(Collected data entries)

○ ○ ○ ○ ○ ○ ○

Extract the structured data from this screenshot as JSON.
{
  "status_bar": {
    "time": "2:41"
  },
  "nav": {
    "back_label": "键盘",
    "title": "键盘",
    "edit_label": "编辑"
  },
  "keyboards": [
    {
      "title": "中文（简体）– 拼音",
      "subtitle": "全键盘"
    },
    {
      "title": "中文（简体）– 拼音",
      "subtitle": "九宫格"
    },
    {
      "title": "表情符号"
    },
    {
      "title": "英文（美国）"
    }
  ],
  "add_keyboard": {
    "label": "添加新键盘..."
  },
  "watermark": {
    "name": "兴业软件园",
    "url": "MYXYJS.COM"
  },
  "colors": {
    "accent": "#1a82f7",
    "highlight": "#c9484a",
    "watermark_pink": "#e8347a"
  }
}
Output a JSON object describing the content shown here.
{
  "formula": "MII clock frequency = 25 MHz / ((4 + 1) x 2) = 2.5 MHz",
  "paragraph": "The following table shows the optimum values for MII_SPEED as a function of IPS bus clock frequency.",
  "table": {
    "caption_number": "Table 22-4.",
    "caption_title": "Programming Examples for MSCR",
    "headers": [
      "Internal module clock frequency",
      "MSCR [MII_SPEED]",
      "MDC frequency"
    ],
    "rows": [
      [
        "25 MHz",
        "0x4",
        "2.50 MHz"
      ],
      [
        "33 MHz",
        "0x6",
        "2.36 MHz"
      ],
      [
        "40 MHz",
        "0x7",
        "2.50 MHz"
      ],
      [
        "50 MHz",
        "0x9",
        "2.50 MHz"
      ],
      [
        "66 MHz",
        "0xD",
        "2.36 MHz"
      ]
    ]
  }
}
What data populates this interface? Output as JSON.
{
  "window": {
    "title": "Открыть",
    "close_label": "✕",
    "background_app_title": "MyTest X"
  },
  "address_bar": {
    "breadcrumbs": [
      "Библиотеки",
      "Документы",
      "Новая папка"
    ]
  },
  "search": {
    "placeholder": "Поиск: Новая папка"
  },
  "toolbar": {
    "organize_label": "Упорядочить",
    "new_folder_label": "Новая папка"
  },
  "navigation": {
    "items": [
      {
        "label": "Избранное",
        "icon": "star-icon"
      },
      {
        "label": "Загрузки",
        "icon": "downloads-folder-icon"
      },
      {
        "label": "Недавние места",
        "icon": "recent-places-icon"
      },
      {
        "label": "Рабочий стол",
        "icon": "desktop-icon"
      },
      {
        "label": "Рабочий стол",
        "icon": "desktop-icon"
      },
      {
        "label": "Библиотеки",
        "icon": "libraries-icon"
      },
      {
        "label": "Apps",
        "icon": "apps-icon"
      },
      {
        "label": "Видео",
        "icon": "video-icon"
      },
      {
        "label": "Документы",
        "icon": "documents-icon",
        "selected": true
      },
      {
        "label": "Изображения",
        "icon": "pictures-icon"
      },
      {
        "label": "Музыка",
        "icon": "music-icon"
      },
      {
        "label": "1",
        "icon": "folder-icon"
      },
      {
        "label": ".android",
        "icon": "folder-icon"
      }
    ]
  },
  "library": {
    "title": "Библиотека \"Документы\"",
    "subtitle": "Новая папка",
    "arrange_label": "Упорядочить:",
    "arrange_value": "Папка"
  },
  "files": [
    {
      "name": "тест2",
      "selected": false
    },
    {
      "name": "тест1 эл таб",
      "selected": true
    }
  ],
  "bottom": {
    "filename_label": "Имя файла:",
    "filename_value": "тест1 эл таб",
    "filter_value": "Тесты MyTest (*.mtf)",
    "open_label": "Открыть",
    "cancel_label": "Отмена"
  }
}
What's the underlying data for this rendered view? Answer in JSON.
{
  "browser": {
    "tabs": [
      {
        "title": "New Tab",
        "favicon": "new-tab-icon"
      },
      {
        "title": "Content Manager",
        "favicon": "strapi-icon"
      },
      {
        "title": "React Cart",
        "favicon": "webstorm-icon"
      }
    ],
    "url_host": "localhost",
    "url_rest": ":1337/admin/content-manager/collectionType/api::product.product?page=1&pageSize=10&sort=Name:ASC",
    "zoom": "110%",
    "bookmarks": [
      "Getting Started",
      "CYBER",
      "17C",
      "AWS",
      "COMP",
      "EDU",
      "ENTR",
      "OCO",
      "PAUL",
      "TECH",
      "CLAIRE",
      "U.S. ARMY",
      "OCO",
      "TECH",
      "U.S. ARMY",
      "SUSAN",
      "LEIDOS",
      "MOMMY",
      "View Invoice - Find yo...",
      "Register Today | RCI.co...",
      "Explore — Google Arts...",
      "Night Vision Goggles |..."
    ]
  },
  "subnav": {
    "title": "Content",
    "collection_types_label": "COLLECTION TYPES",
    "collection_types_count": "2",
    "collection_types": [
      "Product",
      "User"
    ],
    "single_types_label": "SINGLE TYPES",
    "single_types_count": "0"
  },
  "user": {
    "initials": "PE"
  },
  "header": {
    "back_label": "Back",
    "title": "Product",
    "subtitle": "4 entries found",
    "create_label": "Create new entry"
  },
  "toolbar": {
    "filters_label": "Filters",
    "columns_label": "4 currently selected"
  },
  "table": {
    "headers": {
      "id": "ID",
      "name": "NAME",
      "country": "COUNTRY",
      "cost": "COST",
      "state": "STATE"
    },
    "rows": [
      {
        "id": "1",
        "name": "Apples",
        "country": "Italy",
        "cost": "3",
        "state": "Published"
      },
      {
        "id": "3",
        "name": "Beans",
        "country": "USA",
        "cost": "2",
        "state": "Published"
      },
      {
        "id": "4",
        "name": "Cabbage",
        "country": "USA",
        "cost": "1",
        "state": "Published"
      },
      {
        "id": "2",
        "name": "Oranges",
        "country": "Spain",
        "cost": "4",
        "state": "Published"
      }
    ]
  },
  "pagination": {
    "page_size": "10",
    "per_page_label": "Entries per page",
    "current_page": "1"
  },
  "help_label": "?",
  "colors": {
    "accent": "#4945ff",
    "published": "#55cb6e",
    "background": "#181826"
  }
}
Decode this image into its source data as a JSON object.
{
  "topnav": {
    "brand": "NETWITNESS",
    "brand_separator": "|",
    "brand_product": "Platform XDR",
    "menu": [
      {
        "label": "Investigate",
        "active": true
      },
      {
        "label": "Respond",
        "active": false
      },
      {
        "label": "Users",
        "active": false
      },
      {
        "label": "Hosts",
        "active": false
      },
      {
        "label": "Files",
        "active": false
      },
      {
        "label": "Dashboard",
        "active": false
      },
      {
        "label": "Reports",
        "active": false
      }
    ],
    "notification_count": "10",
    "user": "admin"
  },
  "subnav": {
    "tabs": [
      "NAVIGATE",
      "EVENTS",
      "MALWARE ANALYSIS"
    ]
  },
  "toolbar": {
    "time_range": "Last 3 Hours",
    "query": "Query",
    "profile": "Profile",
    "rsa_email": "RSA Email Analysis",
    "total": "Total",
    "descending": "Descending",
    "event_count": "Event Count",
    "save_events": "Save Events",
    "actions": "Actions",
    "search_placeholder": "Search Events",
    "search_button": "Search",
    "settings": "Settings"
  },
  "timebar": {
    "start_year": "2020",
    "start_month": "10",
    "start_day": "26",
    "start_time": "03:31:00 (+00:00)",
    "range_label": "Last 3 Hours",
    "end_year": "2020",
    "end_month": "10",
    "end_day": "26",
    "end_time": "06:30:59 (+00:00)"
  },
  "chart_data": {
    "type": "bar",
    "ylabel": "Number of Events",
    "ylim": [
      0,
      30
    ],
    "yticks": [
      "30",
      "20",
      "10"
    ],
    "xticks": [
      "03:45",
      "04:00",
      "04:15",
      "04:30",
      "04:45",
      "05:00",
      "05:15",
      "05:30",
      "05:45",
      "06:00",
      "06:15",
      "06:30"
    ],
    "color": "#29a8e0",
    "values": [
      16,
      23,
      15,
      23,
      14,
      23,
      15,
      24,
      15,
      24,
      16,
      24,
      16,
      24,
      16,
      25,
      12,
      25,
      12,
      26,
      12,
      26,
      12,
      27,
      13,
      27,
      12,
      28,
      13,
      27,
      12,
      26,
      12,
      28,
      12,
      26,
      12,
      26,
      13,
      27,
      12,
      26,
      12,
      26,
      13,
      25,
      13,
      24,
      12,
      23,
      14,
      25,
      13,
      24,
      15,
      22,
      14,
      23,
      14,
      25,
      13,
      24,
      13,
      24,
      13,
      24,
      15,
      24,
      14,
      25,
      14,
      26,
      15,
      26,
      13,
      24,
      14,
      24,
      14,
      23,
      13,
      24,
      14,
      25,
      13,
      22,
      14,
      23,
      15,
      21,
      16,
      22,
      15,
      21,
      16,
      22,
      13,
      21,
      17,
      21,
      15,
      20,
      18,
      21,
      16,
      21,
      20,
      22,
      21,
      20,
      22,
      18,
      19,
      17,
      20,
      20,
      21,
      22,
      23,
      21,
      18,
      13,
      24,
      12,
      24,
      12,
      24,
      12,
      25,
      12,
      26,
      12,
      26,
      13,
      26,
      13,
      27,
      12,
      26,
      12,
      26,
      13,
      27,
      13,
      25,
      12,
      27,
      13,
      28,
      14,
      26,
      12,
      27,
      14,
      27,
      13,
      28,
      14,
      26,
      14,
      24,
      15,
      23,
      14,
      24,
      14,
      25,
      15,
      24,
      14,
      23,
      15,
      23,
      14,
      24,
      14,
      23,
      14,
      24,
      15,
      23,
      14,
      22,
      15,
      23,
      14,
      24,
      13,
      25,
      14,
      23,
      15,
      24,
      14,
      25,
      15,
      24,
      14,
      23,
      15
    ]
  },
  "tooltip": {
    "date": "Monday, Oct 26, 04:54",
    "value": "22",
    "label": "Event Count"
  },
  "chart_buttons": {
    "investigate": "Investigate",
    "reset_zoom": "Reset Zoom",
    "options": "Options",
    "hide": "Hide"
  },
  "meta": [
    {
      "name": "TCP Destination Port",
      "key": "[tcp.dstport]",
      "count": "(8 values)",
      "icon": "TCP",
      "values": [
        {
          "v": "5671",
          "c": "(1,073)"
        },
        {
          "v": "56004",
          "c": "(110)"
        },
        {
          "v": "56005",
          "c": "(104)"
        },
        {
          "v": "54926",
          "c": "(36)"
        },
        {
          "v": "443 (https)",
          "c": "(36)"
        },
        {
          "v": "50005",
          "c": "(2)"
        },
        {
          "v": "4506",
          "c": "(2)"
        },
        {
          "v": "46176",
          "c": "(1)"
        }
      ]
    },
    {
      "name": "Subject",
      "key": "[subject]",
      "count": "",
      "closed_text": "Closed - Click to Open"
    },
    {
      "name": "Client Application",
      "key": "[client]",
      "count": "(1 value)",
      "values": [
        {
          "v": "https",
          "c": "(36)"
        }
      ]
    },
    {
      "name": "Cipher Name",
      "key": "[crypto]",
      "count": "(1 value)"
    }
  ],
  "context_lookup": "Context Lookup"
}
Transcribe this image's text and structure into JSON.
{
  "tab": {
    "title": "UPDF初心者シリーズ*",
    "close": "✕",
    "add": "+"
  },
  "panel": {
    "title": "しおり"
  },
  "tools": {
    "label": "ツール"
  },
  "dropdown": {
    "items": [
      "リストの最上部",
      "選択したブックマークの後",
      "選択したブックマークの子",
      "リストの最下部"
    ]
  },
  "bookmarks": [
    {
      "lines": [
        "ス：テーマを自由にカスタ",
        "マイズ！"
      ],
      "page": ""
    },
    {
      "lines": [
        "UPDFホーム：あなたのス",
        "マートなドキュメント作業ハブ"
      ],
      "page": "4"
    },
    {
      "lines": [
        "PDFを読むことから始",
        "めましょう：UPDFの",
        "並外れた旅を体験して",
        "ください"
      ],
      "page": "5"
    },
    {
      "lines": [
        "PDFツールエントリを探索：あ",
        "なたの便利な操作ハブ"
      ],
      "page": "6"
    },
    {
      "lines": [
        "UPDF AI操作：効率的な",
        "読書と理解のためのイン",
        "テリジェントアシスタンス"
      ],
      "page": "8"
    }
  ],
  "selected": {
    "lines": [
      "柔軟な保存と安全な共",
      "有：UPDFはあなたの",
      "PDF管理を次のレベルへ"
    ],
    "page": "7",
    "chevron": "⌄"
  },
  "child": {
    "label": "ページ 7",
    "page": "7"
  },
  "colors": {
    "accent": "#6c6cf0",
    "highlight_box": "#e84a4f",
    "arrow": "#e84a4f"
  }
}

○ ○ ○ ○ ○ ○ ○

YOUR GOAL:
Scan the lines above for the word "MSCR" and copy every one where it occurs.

RESULT BELOW:
    "caption_title": "Programming Examples for MSCR",
      "MSCR [MII_SPEED]",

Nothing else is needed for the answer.